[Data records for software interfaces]
━━━━━━━━
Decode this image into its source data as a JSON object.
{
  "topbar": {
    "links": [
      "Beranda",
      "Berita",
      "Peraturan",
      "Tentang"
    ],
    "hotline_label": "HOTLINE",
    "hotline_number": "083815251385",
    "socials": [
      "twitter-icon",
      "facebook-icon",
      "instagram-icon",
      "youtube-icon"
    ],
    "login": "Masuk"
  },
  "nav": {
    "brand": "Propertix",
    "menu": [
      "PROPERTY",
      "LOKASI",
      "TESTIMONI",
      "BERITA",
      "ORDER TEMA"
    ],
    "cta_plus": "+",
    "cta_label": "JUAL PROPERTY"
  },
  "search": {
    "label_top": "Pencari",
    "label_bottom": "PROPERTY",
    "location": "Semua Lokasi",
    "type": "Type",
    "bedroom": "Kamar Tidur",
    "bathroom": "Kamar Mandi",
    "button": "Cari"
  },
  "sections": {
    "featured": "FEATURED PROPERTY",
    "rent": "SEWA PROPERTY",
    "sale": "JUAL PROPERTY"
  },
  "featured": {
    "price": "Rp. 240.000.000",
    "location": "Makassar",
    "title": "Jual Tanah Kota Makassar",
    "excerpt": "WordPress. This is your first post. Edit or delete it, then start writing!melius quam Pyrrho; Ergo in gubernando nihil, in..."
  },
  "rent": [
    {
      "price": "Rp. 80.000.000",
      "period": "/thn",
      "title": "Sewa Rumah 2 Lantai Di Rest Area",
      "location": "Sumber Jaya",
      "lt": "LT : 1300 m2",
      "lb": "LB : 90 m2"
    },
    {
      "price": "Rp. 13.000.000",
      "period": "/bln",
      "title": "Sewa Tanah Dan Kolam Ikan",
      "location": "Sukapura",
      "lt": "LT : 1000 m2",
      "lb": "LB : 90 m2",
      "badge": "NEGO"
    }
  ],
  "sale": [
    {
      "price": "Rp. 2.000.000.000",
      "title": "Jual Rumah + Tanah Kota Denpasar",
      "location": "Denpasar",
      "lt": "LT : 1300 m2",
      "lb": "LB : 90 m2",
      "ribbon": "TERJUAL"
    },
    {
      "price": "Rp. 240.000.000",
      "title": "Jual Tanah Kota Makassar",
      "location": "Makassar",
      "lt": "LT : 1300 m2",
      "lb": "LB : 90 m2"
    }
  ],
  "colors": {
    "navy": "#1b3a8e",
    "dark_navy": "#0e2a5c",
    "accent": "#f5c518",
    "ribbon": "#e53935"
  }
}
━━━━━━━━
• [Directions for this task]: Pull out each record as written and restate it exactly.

• [Answer space]:
Decode this image into its source data as a JSON object.
{
  "topbar": {
    "links": [
      "Beranda",
      "Berita",
      "Peraturan",
      "Tentang"
    ],
    "hotline_label": "HOTLINE",
    "hotline_number": "083815251385",
    "socials": [
      "twitter-icon",
      "facebook-icon",
      "instagram-icon",
      "youtube-icon"
    ],
    "login": "Masuk"
  },
  "nav": {
    "brand": "Propertix",
    "menu": [
      "PROPERTY",
      "LOKASI",
      "TESTIMONI",
      "BERITA",
      "ORDER TEMA"
    ],
    "cta_plus": "+",
    "cta_label": "JUAL PROPERTY"
  },
  "search": {
    "label_top": "Pencari",
    "label_bottom": "PROPERTY",
    "location": "Semua Lokasi",
    "type": "Type",
    "bedroom": "Kamar Tidur",
    "bathroom": "Kamar Mandi",
    "button": "Cari"
  },
  "sections": {
    "featured": "FEATURED PROPERTY",
    "rent": "SEWA PROPERTY",
    "sale": "JUAL PROPERTY"
  },
  "featured": {
    "price": "Rp. 240.000.000",
    "location": "Makassar",
    "title": "Jual Tanah Kota Makassar",
    "excerpt": "WordPress. This is your first post. Edit or delete it, then start writing!melius quam Pyrrho; Ergo in gubernando nihil, in..."
  },
  "rent": [
    {
      "price": "Rp. 80.000.000",
      "period": "/thn",
      "title": "Sewa Rumah 2 Lantai Di Rest Area",
      "location": "Sumber Jaya",
      "lt": "LT : 1300 m2",
      "lb": "LB : 90 m2"
    },
    {
      "price": "Rp. 13.000.000",
      "period": "/bln",
      "title": "Sewa Tanah Dan Kolam Ikan",
      "location": "Sukapura",
      "lt": "LT : 1000 m2",
      "lb": "LB : 90 m2",
      "badge": "NEGO"
    }
  ],
  "sale": [
    {
      "price": "Rp. 2.000.000.000",
      "title": "Jual Rumah + Tanah Kota Denpasar",
      "location": "Denpasar",
      "lt": "LT : 1300 m2",
      "lb": "LB : 90 m2",
      "ribbon": "TERJUAL"
    },
    {
      "price": "Rp. 240.000.000",
      "title": "Jual Tanah Kota Makassar",
      "location": "Makassar",
      "lt": "LT : 1300 m2",
      "lb": "LB : 90 m2"
    }
  ],
  "colors": {
    "navy": "#1b3a8e",
    "dark_navy": "#0e2a5c",
    "accent": "#f5c518",
    "ribbon": "#e53935"
  }
}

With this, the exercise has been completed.